**Task goal**
Would you print out every entry exactly as given?

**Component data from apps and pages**
——
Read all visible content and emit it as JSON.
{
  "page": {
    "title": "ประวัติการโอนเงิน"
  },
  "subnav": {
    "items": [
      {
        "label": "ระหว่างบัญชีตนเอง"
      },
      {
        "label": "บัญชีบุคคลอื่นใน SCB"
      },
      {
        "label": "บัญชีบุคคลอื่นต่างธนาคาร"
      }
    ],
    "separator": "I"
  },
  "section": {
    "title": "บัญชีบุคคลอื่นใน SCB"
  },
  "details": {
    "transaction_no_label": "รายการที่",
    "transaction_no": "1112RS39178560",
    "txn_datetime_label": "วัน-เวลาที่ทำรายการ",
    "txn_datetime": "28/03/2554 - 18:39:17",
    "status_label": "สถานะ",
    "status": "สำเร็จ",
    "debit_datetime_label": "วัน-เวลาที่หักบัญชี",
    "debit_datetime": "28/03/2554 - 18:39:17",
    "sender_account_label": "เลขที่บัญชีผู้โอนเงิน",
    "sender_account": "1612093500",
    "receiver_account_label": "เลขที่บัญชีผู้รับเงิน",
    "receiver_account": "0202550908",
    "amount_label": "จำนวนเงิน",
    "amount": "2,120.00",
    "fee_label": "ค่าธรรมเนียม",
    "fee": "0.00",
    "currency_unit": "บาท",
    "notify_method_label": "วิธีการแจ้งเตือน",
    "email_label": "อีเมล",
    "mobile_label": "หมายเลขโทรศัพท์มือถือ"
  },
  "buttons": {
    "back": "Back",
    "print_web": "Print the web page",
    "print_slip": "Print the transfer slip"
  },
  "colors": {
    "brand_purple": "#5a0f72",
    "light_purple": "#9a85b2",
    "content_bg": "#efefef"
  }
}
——
**Solution to the problem**
Read all visible content and emit it as JSON.
{
  "page": {
    "title": "ประวัติการโอนเงิน"
  },
  "subnav": {
    "items": [
      {
        "label": "ระหว่างบัญชีตนเอง"
      },
      {
        "label": "บัญชีบุคคลอื่นใน SCB"
      },
      {
        "label": "บัญชีบุคคลอื่นต่างธนาคาร"
      }
    ],
    "separator": "I"
  },
  "section": {
    "title": "บัญชีบุคคลอื่นใน SCB"
  },
  "details": {
    "transaction_no_label": "รายการที่",
    "transaction_no": "1112RS39178560",
    "txn_datetime_label": "วัน-เวลาที่ทำรายการ",
    "txn_datetime": "28/03/2554 - 18:39:17",
    "status_label": "สถานะ",
    "status": "สำเร็จ",
    "debit_datetime_label": "วัน-เวลาที่หักบัญชี",
    "debit_datetime": "28/03/2554 - 18:39:17",
    "sender_account_label": "เลขที่บัญชีผู้โอนเงิน",
    "sender_account": "1612093500",
    "receiver_account_label": "เลขที่บัญชีผู้รับเงิน",
    "receiver_account": "0202550908",
    "amount_label": "จำนวนเงิน",
    "amount": "2,120.00",
    "fee_label": "ค่าธรรมเนียม",
    "fee": "0.00",
    "currency_unit": "บาท",
    "notify_method_label": "วิธีการแจ้งเตือน",
    "email_label": "อีเมล",
    "mobile_label": "หมายเลขโทรศัพท์มือถือ"
  },
  "buttons": {
    "back": "Back",
    "print_web": "Print the web page",
    "print_slip": "Print the transfer slip"
  },
  "colors": {
    "brand_purple": "#5a0f72",
    "light_purple": "#9a85b2",
    "content_bg": "#efefef"
  }
}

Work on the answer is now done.